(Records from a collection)
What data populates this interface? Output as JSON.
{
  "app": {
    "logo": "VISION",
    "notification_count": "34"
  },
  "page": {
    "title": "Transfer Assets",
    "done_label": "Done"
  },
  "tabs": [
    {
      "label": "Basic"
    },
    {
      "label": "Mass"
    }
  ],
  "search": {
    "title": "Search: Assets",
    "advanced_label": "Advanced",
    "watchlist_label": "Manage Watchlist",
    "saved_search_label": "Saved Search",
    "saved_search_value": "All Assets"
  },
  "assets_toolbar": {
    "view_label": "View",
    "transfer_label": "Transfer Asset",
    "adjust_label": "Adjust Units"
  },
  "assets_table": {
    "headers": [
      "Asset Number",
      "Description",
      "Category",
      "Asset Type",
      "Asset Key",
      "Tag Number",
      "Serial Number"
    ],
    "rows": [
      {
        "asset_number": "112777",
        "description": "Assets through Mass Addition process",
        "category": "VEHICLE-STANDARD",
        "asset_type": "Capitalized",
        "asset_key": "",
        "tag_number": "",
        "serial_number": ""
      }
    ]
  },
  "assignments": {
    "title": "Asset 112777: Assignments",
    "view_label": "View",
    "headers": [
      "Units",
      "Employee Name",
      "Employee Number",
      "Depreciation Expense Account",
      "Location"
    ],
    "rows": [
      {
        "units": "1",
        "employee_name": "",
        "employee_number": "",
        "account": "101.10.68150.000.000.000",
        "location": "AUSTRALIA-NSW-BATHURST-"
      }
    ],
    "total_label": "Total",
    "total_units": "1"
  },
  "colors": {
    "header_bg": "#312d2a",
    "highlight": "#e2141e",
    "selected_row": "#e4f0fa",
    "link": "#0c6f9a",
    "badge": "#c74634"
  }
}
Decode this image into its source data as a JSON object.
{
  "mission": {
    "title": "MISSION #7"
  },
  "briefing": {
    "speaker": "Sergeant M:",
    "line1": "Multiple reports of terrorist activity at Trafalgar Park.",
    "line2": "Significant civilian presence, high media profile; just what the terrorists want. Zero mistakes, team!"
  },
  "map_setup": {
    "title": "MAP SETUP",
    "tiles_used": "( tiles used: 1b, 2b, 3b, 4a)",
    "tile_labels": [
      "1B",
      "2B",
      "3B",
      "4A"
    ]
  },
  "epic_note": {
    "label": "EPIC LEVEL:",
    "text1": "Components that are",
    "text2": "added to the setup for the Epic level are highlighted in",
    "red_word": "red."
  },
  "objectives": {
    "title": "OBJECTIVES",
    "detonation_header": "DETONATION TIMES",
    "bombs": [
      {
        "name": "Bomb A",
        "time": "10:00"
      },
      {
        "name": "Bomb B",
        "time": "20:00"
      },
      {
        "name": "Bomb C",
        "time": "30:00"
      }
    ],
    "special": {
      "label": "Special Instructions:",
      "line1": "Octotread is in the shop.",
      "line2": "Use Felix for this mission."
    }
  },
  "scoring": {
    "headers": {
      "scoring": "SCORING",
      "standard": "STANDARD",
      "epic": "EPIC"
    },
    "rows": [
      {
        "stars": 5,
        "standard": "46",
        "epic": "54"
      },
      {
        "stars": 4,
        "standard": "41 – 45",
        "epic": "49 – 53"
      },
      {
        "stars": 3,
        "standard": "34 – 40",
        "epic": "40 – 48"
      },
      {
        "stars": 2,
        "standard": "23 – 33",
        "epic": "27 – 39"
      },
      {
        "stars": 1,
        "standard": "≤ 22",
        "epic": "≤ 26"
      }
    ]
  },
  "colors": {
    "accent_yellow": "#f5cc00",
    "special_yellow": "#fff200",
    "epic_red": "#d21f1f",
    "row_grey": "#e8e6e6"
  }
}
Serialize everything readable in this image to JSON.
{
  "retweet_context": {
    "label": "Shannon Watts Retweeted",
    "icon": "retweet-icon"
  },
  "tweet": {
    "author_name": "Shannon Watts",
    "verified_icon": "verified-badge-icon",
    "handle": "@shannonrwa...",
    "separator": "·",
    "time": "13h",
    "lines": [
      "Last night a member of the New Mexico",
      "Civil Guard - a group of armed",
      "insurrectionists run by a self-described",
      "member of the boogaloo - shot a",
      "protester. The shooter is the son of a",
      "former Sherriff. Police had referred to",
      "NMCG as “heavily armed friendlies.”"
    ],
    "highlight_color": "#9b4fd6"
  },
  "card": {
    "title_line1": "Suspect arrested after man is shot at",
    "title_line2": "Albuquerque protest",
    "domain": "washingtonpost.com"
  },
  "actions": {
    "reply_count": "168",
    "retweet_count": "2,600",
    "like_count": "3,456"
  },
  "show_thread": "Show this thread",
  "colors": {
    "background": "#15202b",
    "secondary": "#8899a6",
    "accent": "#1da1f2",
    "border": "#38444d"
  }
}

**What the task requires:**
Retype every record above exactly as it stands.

**Solution for this task:**
What data populates this interface? Output as JSON.
{
  "app": {
    "logo": "VISION",
    "notification_count": "34"
  },
  "page": {
    "title": "Transfer Assets",
    "done_label": "Done"
  },
  "tabs": [
    {
      "label": "Basic"
    },
    {
      "label": "Mass"
    }
  ],
  "search": {
    "title": "Search: Assets",
    "advanced_label": "Advanced",
    "watchlist_label": "Manage Watchlist",
    "saved_search_label": "Saved Search",
    "saved_search_value": "All Assets"
  },
  "assets_toolbar": {
    "view_label": "View",
    "transfer_label": "Transfer Asset",
    "adjust_label": "Adjust Units"
  },
  "assets_table": {
    "headers": [
      "Asset Number",
      "Description",
      "Category",
      "Asset Type",
      "Asset Key",
      "Tag Number",
      "Serial Number"
    ],
    "rows": [
      {
        "asset_number": "112777",
        "description": "Assets through Mass Addition process",
        "category": "VEHICLE-STANDARD",
        "asset_type": "Capitalized",
        "asset_key": "",
        "tag_number": "",
        "serial_number": ""
      }
    ]
  },
  "assignments": {
    "title": "Asset 112777: Assignments",
    "view_label": "View",
    "headers": [
      "Units",
      "Employee Name",
      "Employee Number",
      "Depreciation Expense Account",
      "Location"
    ],
    "rows": [
      {
        "units": "1",
        "employee_name": "",
        "employee_number": "",
        "account": "101.10.68150.000.000.000",
        "location": "AUSTRALIA-NSW-BATHURST-"
      }
    ],
    "total_label": "Total",
    "total_units": "1"
  },
  "colors": {
    "header_bg": "#312d2a",
    "highlight": "#e2141e",
    "selected_row": "#e4f0fa",
    "link": "#0c6f9a",
    "badge": "#c74634"
  }
}
Decode this image into its source data as a JSON object.
{
  "mission": {
    "title": "MISSION #7"
  },
  "briefing": {
    "speaker": "Sergeant M:",
    "line1": "Multiple reports of terrorist activity at Trafalgar Park.",
    "line2": "Significant civilian presence, high media profile; just what the terrorists want. Zero mistakes, team!"
  },
  "map_setup": {
    "title": "MAP SETUP",
    "tiles_used": "( tiles used: 1b, 2b, 3b, 4a)",
    "tile_labels": [
      "1B",
      "2B",
      "3B",
      "4A"
    ]
  },
  "epic_note": {
    "label": "EPIC LEVEL:",
    "text1": "Components that are",
    "text2": "added to the setup for the Epic level are highlighted in",
    "red_word": "red."
  },
  "objectives": {
    "title": "OBJECTIVES",
    "detonation_header": "DETONATION TIMES",
    "bombs": [
      {
        "name": "Bomb A",
        "time": "10:00"
      },
      {
        "name": "Bomb B",
        "time": "20:00"
      },
      {
        "name": "Bomb C",
        "time": "30:00"
      }
    ],
    "special": {
      "label": "Special Instructions:",
      "line1": "Octotread is in the shop.",
      "line2": "Use Felix for this mission."
    }
  },
  "scoring": {
    "headers": {
      "scoring": "SCORING",
      "standard": "STANDARD",
      "epic": "EPIC"
    },
    "rows": [
      {
        "stars": 5,
        "standard": "46",
        "epic": "54"
      },
      {
        "stars": 4,
        "standard": "41 – 45",
        "epic": "49 – 53"
      },
      {
        "stars": 3,
        "standard": "34 – 40",
        "epic": "40 – 48"
      },
      {
        "stars": 2,
        "standard": "23 – 33",
        "epic": "27 – 39"
      },
      {
        "stars": 1,
        "standard": "≤ 22",
        "epic": "≤ 26"
      }
    ]
  },
  "colors": {
    "accent_yellow": "#f5cc00",
    "special_yellow": "#fff200",
    "epic_red": "#d21f1f",
    "row_grey": "#e8e6e6"
  }
}
Serialize everything readable in this image to JSON.
{
  "retweet_context": {
    "label": "Shannon Watts Retweeted",
    "icon": "retweet-icon"
  },
  "tweet": {
    "author_name": "Shannon Watts",
    "verified_icon": "verified-badge-icon",
    "handle": "@shannonrwa...",
    "separator": "·",
    "time": "13h",
    "lines": [
      "Last night a member of the New Mexico",
      "Civil Guard - a group of armed",
      "insurrectionists run by a self-described",
      "member of the boogaloo - shot a",
      "protester. The shooter is the son of a",
      "former Sherriff. Police had referred to",
      "NMCG as “heavily armed friendlies.”"
    ],
    "highlight_color": "#9b4fd6"
  },
  "card": {
    "title_line1": "Suspect arrested after man is shot at",
    "title_line2": "Albuquerque protest",
    "domain": "washingtonpost.com"
  },
  "actions": {
    "reply_count": "168",
    "retweet_count": "2,600",
    "like_count": "3,456"
  },
  "show_thread": "Show this thread",
  "colors": {
    "background": "#15202b",
    "secondary": "#8899a6",
    "accent": "#1da1f2",
    "border": "#38444d"
  }
}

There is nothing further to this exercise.